__The data__.
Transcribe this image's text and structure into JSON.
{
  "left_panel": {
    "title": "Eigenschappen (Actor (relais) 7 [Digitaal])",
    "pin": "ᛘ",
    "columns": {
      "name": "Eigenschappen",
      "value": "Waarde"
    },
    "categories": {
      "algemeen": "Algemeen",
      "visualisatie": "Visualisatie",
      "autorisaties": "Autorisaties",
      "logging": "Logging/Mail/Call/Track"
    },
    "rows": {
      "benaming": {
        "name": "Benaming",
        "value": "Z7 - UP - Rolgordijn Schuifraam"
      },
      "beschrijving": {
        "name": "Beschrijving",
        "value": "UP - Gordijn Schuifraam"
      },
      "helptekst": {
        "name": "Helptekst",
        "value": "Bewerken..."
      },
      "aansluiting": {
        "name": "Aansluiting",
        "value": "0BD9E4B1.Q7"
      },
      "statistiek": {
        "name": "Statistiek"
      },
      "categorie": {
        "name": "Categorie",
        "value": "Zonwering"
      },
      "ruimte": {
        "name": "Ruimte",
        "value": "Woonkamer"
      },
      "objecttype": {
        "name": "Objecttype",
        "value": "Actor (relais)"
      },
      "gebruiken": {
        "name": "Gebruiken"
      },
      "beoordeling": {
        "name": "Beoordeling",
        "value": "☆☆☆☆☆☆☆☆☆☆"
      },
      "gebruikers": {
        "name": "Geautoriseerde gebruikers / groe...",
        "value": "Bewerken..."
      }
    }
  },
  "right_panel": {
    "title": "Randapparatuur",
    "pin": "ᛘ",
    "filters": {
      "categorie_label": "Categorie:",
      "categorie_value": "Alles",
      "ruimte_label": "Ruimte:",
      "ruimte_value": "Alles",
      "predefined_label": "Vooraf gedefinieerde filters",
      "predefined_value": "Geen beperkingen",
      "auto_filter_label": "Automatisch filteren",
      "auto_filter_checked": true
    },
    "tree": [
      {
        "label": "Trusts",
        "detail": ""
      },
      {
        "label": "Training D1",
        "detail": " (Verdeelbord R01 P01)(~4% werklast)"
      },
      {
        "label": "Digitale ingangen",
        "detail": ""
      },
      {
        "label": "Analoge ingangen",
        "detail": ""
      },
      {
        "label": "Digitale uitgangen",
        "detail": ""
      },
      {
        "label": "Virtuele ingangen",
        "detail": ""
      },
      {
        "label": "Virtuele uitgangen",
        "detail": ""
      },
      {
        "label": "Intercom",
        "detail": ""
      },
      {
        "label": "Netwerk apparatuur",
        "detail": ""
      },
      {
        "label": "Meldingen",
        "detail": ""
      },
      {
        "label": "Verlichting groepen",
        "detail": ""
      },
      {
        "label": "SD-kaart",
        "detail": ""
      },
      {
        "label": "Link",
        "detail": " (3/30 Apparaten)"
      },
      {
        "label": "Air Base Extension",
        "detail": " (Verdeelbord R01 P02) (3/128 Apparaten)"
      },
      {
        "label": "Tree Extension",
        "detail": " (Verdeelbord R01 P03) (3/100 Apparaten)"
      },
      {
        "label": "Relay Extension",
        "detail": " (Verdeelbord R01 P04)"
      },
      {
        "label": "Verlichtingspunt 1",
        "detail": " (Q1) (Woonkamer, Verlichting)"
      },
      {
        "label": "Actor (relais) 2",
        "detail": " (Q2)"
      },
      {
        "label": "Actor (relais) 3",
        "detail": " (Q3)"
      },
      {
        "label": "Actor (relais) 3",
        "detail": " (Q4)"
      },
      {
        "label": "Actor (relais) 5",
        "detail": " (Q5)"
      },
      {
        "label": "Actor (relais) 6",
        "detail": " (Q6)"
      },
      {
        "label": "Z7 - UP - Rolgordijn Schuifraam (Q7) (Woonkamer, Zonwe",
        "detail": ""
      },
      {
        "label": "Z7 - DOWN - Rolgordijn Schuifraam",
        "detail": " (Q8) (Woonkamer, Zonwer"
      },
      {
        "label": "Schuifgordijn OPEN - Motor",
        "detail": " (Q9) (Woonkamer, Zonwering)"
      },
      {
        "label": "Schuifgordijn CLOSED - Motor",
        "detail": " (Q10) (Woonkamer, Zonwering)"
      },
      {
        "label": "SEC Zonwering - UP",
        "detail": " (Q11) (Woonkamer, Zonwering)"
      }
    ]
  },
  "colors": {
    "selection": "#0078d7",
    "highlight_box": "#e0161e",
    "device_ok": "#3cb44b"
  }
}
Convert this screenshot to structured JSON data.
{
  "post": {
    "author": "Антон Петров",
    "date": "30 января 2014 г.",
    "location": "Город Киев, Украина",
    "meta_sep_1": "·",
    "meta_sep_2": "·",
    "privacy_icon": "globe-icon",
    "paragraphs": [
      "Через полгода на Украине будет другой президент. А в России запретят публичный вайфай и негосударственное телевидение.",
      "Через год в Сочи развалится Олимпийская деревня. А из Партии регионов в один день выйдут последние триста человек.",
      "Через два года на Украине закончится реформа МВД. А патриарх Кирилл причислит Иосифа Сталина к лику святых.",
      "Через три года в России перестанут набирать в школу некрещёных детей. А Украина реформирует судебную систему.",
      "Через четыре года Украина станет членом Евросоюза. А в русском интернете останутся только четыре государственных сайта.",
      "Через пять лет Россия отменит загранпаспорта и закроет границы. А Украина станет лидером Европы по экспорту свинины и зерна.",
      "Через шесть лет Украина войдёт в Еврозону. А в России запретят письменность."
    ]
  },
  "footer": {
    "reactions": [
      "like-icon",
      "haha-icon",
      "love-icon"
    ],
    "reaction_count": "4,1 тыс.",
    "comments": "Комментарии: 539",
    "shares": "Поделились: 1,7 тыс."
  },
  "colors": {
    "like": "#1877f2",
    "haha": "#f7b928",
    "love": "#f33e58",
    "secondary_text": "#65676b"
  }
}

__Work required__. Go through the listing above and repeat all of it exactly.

__Task output__.
Transcribe this image's text and structure into JSON.
{
  "left_panel": {
    "title": "Eigenschappen (Actor (relais) 7 [Digitaal])",
    "pin": "ᛘ",
    "columns": {
      "name": "Eigenschappen",
      "value": "Waarde"
    },
    "categories": {
      "algemeen": "Algemeen",
      "visualisatie": "Visualisatie",
      "autorisaties": "Autorisaties",
      "logging": "Logging/Mail/Call/Track"
    },
    "rows": {
      "benaming": {
        "name": "Benaming",
        "value": "Z7 - UP - Rolgordijn Schuifraam"
      },
      "beschrijving": {
        "name": "Beschrijving",
        "value": "UP - Gordijn Schuifraam"
      },
      "helptekst": {
        "name": "Helptekst",
        "value": "Bewerken..."
      },
      "aansluiting": {
        "name": "Aansluiting",
        "value": "0BD9E4B1.Q7"
      },
      "statistiek": {
        "name": "Statistiek"
      },
      "categorie": {
        "name": "Categorie",
        "value": "Zonwering"
      },
      "ruimte": {
        "name": "Ruimte",
        "value": "Woonkamer"
      },
      "objecttype": {
        "name": "Objecttype",
        "value": "Actor (relais)"
      },
      "gebruiken": {
        "name": "Gebruiken"
      },
      "beoordeling": {
        "name": "Beoordeling",
        "value": "☆☆☆☆☆☆☆☆☆☆"
      },
      "gebruikers": {
        "name": "Geautoriseerde gebruikers / groe...",
        "value": "Bewerken..."
      }
    }
  },
  "right_panel": {
    "title": "Randapparatuur",
    "pin": "ᛘ",
    "filters": {
      "categorie_label": "Categorie:",
      "categorie_value": "Alles",
      "ruimte_label": "Ruimte:",
      "ruimte_value": "Alles",
      "predefined_label": "Vooraf gedefinieerde filters",
      "predefined_value": "Geen beperkingen",
      "auto_filter_label": "Automatisch filteren",
      "auto_filter_checked": true
    },
    "tree": [
      {
        "label": "Trusts",
        "detail": ""
      },
      {
        "label": "Training D1",
        "detail": " (Verdeelbord R01 P01)(~4% werklast)"
      },
      {
        "label": "Digitale ingangen",
        "detail": ""
      },
      {
        "label": "Analoge ingangen",
        "detail": ""
      },
      {
        "label": "Digitale uitgangen",
        "detail": ""
      },
      {
        "label": "Virtuele ingangen",
        "detail": ""
      },
      {
        "label": "Virtuele uitgangen",
        "detail": ""
      },
      {
        "label": "Intercom",
        "detail": ""
      },
      {
        "label": "Netwerk apparatuur",
        "detail": ""
      },
      {
        "label": "Meldingen",
        "detail": ""
      },
      {
        "label": "Verlichting groepen",
        "detail": ""
      },
      {
        "label": "SD-kaart",
        "detail": ""
      },
      {
        "label": "Link",
        "detail": " (3/30 Apparaten)"
      },
      {
        "label": "Air Base Extension",
        "detail": " (Verdeelbord R01 P02) (3/128 Apparaten)"
      },
      {
        "label": "Tree Extension",
        "detail": " (Verdeelbord R01 P03) (3/100 Apparaten)"
      },
      {
        "label": "Relay Extension",
        "detail": " (Verdeelbord R01 P04)"
      },
      {
        "label": "Verlichtingspunt 1",
        "detail": " (Q1) (Woonkamer, Verlichting)"
      },
      {
        "label": "Actor (relais) 2",
        "detail": " (Q2)"
      },
      {
        "label": "Actor (relais) 3",
        "detail": " (Q3)"
      },
      {
        "label": "Actor (relais) 3",
        "detail": " (Q4)"
      },
      {
        "label": "Actor (relais) 5",
        "detail": " (Q5)"
      },
      {
        "label": "Actor (relais) 6",
        "detail": " (Q6)"
      },
      {
        "label": "Z7 - UP - Rolgordijn Schuifraam (Q7) (Woonkamer, Zonwe",
        "detail": ""
      },
      {
        "label": "Z7 - DOWN - Rolgordijn Schuifraam",
        "detail": " (Q8) (Woonkamer, Zonwer"
      },
      {
        "label": "Schuifgordijn OPEN - Motor",
        "detail": " (Q9) (Woonkamer, Zonwering)"
      },
      {
        "label": "Schuifgordijn CLOSED - Motor",
        "detail": " (Q10) (Woonkamer, Zonwering)"
      },
      {
        "label": "SEC Zonwering - UP",
        "detail": " (Q11) (Woonkamer, Zonwering)"
      }
    ]
  },
  "colors": {
    "selection": "#0078d7",
    "highlight_box": "#e0161e",
    "device_ok": "#3cb44b"
  }
}
Convert this screenshot to structured JSON data.
{
  "post": {
    "author": "Антон Петров",
    "date": "30 января 2014 г.",
    "location": "Город Киев, Украина",
    "meta_sep_1": "·",
    "meta_sep_2": "·",
    "privacy_icon": "globe-icon",
    "paragraphs": [
      "Через полгода на Украине будет другой президент. А в России запретят публичный вайфай и негосударственное телевидение.",
      "Через год в Сочи развалится Олимпийская деревня. А из Партии регионов в один день выйдут последние триста человек.",
      "Через два года на Украине закончится реформа МВД. А патриарх Кирилл причислит Иосифа Сталина к лику святых.",
      "Через три года в России перестанут набирать в школу некрещёных детей. А Украина реформирует судебную систему.",
      "Через четыре года Украина станет членом Евросоюза. А в русском интернете останутся только четыре государственных сайта.",
      "Через пять лет Россия отменит загранпаспорта и закроет границы. А Украина станет лидером Европы по экспорту свинины и зерна.",
      "Через шесть лет Украина войдёт в Еврозону. А в России запретят письменность."
    ]
  },
  "footer": {
    "reactions": [
      "like-icon",
      "haha-icon",
      "love-icon"
    ],
    "reaction_count": "4,1 тыс.",
    "comments": "Комментарии: 539",
    "shares": "Поделились: 1,7 тыс."
  },
  "colors": {
    "like": "#1877f2",
    "haha": "#f7b928",
    "love": "#f33e58",
    "secondary_text": "#65676b"
  }
}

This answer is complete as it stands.